((

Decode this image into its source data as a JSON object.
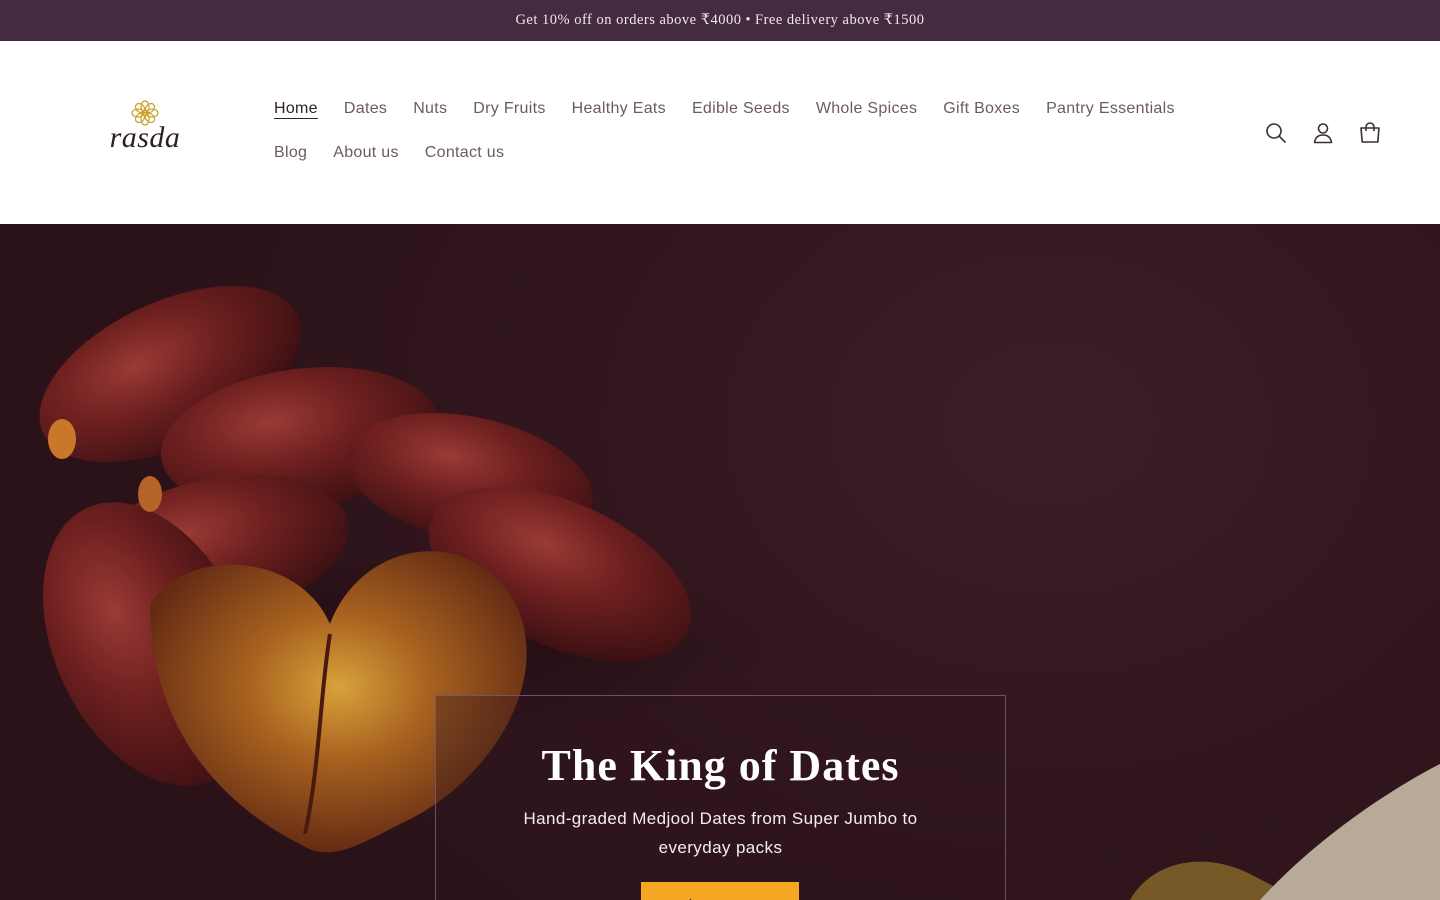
{
  "announcement": {
    "offer": "Get 10% off on orders above ₹4000",
    "separator": "•",
    "delivery": "Free delivery above ₹1500"
  },
  "brand": {
    "name": "rasda",
    "logo_icon": "flower-icon",
    "logo_color": "#c9a227"
  },
  "nav": {
    "items": [
      {
        "label": "Home",
        "active": true
      },
      {
        "label": "Dates"
      },
      {
        "label": "Nuts"
      },
      {
        "label": "Dry Fruits"
      },
      {
        "label": "Healthy Eats"
      },
      {
        "label": "Edible Seeds"
      },
      {
        "label": "Whole Spices"
      },
      {
        "label": "Gift Boxes"
      },
      {
        "label": "Pantry Essentials"
      },
      {
        "label": "Blog"
      },
      {
        "label": "About us"
      },
      {
        "label": "Contact us"
      }
    ]
  },
  "header_icons": [
    "search-icon",
    "account-icon",
    "cart-icon"
  ],
  "hero": {
    "title": "The King of Dates",
    "subtitle": "Hand-graded Medjool Dates from Super Jumbo to everyday packs",
    "button_label": "Shop Dates"
  },
  "colors": {
    "announcement_bg": "#452b3f",
    "hero_bg": "#33171f",
    "button_bg": "#f5a623"
  }
}
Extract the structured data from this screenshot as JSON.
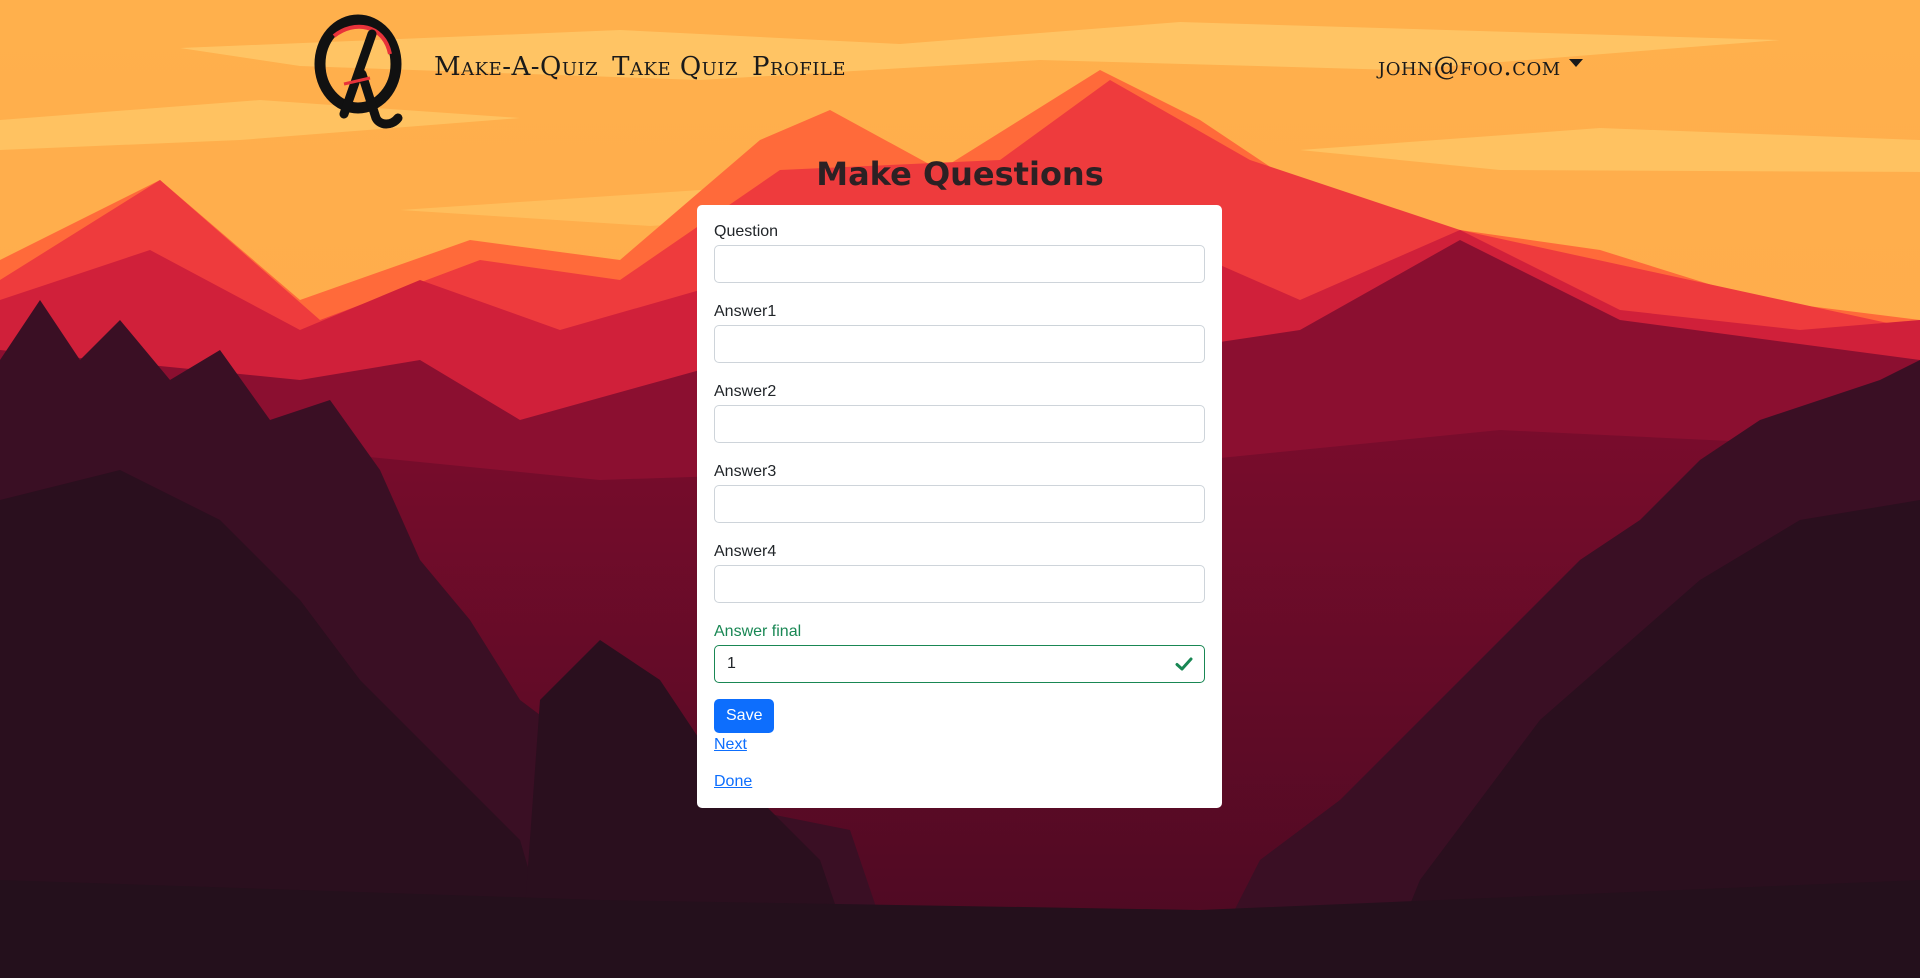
{
  "nav": {
    "brand": "logo",
    "links": [
      "Make-A-Quiz",
      "Take Quiz",
      "Profile"
    ],
    "user_email": "john@foo.com"
  },
  "page": {
    "title": "Make Questions"
  },
  "form": {
    "fields": [
      {
        "label": "Question",
        "value": ""
      },
      {
        "label": "Answer1",
        "value": ""
      },
      {
        "label": "Answer2",
        "value": ""
      },
      {
        "label": "Answer3",
        "value": ""
      },
      {
        "label": "Answer4",
        "value": ""
      }
    ],
    "final": {
      "label": "Answer final",
      "value": "1"
    },
    "save_label": "Save",
    "next_label": "Next",
    "done_label": "Done"
  },
  "colors": {
    "primary": "#0d6efd",
    "valid": "#198754",
    "sky": "#ffab4a",
    "mountain": "#e8323a",
    "forest": "#2a0f1e"
  },
  "icons": {
    "logo": "quiz-q-logo-icon",
    "dropdown": "caret-down-icon",
    "valid": "check-icon"
  }
}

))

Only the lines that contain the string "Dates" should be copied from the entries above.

RESULT OF THE TASK:
        "label": "Dates"
    "title": "The King of Dates",
    "subtitle": "Hand-graded Medjool Dates from Super Jumbo to everyday packs",
    "button_label": "Shop Dates"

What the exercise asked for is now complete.